Alexander's "Selam closes the album with a brief solo piano tribute all wrapped up in blankets and tears, a heartfelt salute to a figure who left his imprint on popular music for eternity.
Track Listing: Africa Unite; Concrete Jungle; No More Trouble; War; Babylon System; Forever Lovin Jah; Crazy Baldheads; Chant Down Babylon; Simmer Down; Trench Town; Three Little Birds; Selam.
Personnel: Monty Alexander: piano, melodica, vocals; Hassan Shakur: bass; Herlin Riley: drums; Othniel Lewis: keyboard; Wendel Ferraro: lead guitar, vocals; Wayne Armond: rhythm guitar, vocals; Glenroy Browne, Courtney Panton: electric bass; Rolando Alphanso Wilson: reggae drums; Delfeayo Marsalis: trombone; Dean Fraser: saxophone; Dwight Richards: trumpet.
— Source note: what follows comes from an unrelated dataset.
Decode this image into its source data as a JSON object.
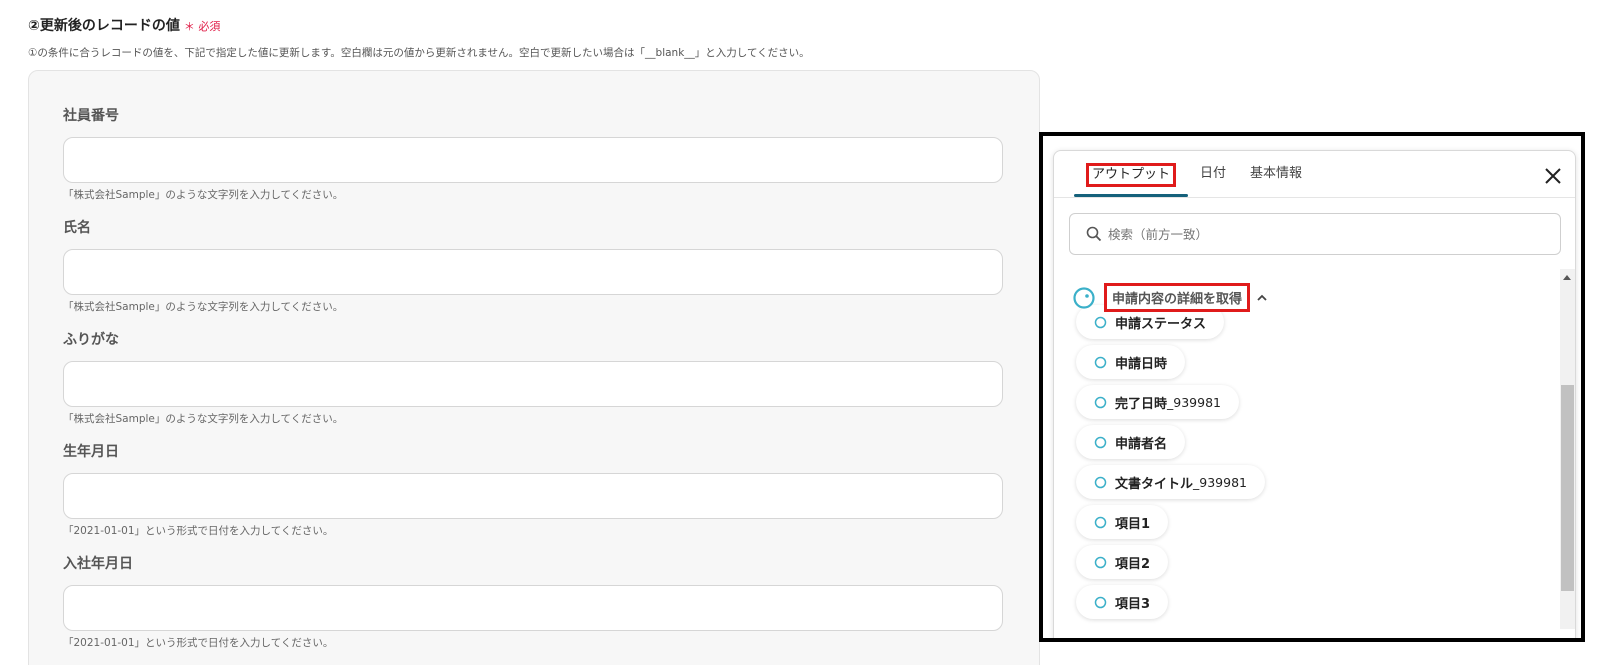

Guests: Luciano: vocals; The Rod Dennis Mento Band: Panchango Christian: guitar, vocals; Ural Gordon: rumba box, vocals; Vincent Hines: banjo, vocals.
Jazz is a continuing revelation. The best show I ever attended was the
Roots Picnic at Penn's Landing in Philadelphia, or was it Robert
Glasper's Experiment at Lincoln Center, or was it Chick Corea with
Brian Blade at Oberlin College? Most of all I enjoy playing guitar and
composing beats with my Brooklyn-based group Space Captain.